In short, I’m speculating that it may (and I emphasize the word "may") be their knowledge of Av-7 shipments that Vical management finds encouraging about the Av-7 arm of the Phase 3 trial. There is nothing whatsoever in the public record that I have been able to find to indicate this is the case ... no statements on conference calls, at analysts meetings, or in papers or abstracts at symposia or conferences.
Now, a knowledgeable friend with an extensive background in trial data analysis (and who requested anonymity) was quick to play devil’s advocate. His comment to me was terse and to the point: “There is a deep danger in projecting the success of a trial just because you think the trial arm is doing better. More often than not, a trial drags on because the control arm is doing well. If control patients die at the rate that they are supposed to die, the trial probably would end just where the company projected it.”
Point taken. As we learned in the case of Dendreon’s (DNDN) Phase 3 Provenge study, immunology trials can try the patience of Job. The time needed for the Kaplan-Meier curves to separate sufficiently to support an argument for approval is measured in years. This is one of the reasons more than three years elapsed between the May 8, 2007 FDA call for more data on Provenge’s efficacy and the treatment’s final approval in April 2010. (see here and here)

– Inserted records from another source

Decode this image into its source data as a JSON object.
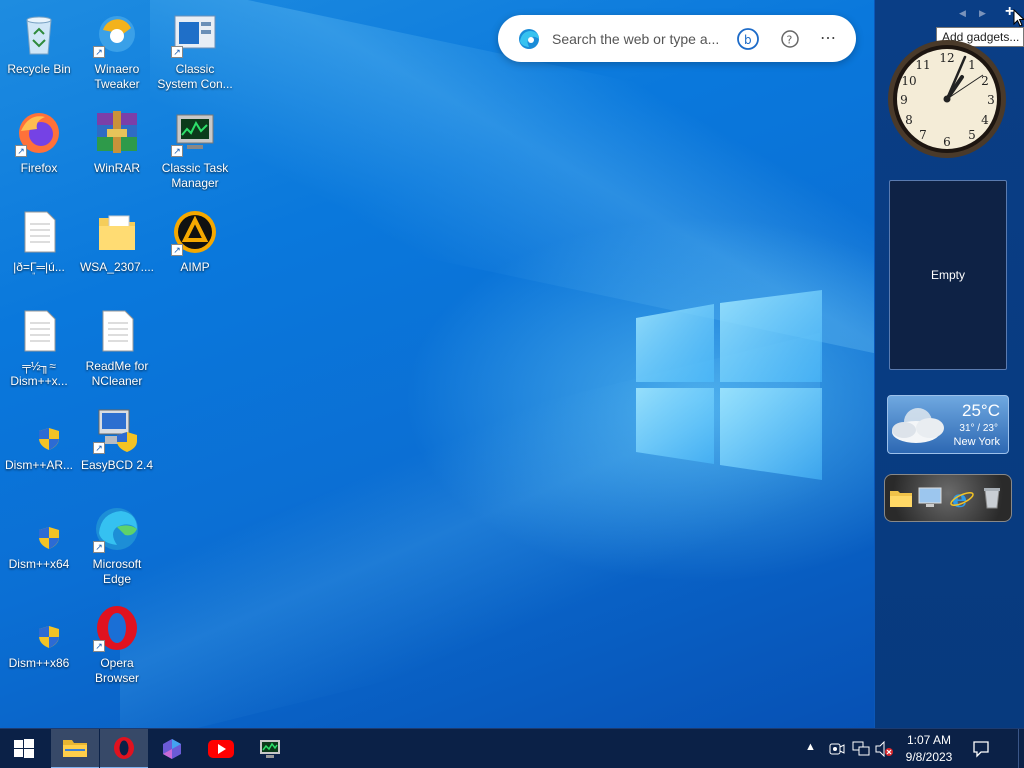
{
  "desktop": {
    "icons": [
      {
        "label": "Recycle Bin",
        "icon": "recycle-bin-icon"
      },
      {
        "label": "Winaero Tweaker",
        "icon": "winaero-tweaker-icon"
      },
      {
        "label": "Classic System Con...",
        "icon": "control-panel-icon"
      },
      {
        "label": "Firefox",
        "icon": "firefox-icon"
      },
      {
        "label": "WinRAR",
        "icon": "winrar-icon"
      },
      {
        "label": "Classic Task Manager",
        "icon": "task-manager-icon"
      },
      {
        "label": "|ð=ܸΓ═|ú...",
        "icon": "text-file-icon"
      },
      {
        "label": "WSA_2307....",
        "icon": "folder-icon"
      },
      {
        "label": "AIMP",
        "icon": "aimp-icon"
      },
      {
        "label": "╤½╖≈ Dism++x...",
        "icon": "text-file-icon"
      },
      {
        "label": "ReadMe for NCleaner",
        "icon": "text-file-icon"
      },
      {
        "label": "Dism++AR...",
        "icon": "uac-shield-icon"
      },
      {
        "label": "EasyBCD 2.4",
        "icon": "easybcd-icon"
      },
      {
        "label": "Dism++x64",
        "icon": "uac-shield-icon"
      },
      {
        "label": "Microsoft Edge",
        "icon": "edge-icon"
      },
      {
        "label": "Dism++x86",
        "icon": "uac-shield-icon"
      },
      {
        "label": "Opera Browser",
        "icon": "opera-icon"
      }
    ]
  },
  "searchbar": {
    "placeholder": "Search the web or type a...",
    "icons": [
      "edge-logo-icon",
      "bing-icon",
      "help-icon",
      "more-icon"
    ]
  },
  "sidebar": {
    "tooltip": "Add gadgets...",
    "empty_label": "Empty",
    "clock": {
      "hour": 1,
      "minute": 7
    },
    "weather": {
      "temp": "25°C",
      "range": "31° / 23°",
      "city": "New York"
    }
  },
  "taskbar": {
    "items": [
      "start-icon",
      "file-explorer-icon",
      "opera-icon",
      "copilot-icon",
      "youtube-icon",
      "task-manager-icon"
    ],
    "tray_icons": [
      "chevron-up-icon",
      "meet-now-icon",
      "network-icon",
      "volume-muted-icon"
    ],
    "time": "1:07 AM",
    "date": "9/8/2023"
  },
  "colors": {
    "taskbar": "#0b2147",
    "sidebar": "#0a3e86",
    "accent": "#0078d7"
  }
}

Further, in all fairness to the bears, corporate officers are, if anything, among the more vocal advocates for their products and services. And when it comes to the pharmaceutical industry in general and the biotech industry in particular, failures of new drugs in Phase 3 trials can be spectacular. Who can forget the spectacular Phase 3 implosion of Novacea's Asentar for androgen-independent prostate cancer due to an imbalance of deaths between the two treatment arms? This not only scuttled the study, but also, the $440-million co-development deal that Novacea had, strangely enough, signed with Schering-Plough (now Merck, Schering-Plouth) just three weeks after the FDA had turned down Dendreon’s application for the approval of Provenge.
I can’t say with certainty that what I have pondered regarding shipments of Av-7 to the study sites is what actually is happening. But certainly, this is the ONE variable in the "equation" that seems ripe for speculation. After all, the longer the patients in the study who are on Av-7 live, the more call there is for the treatment.
VICL currently is recovering from a precipitous drop in share price early this month when the shares, following a break of the 200-day moving average at $3.20, dropped below $3, triggering an avalanche of margin calls. After dropping to a low on the order of $2.30 and touching oversold levels, the stock has recovered minimally, and now stands just below $2.50. The Daily MACD line is still negative and dropping.
Disclosure: I am long VICL.
Additional disclosure: Disclosure: I am long VICL and will not alter my position within 72 hours of the time of publication of this article.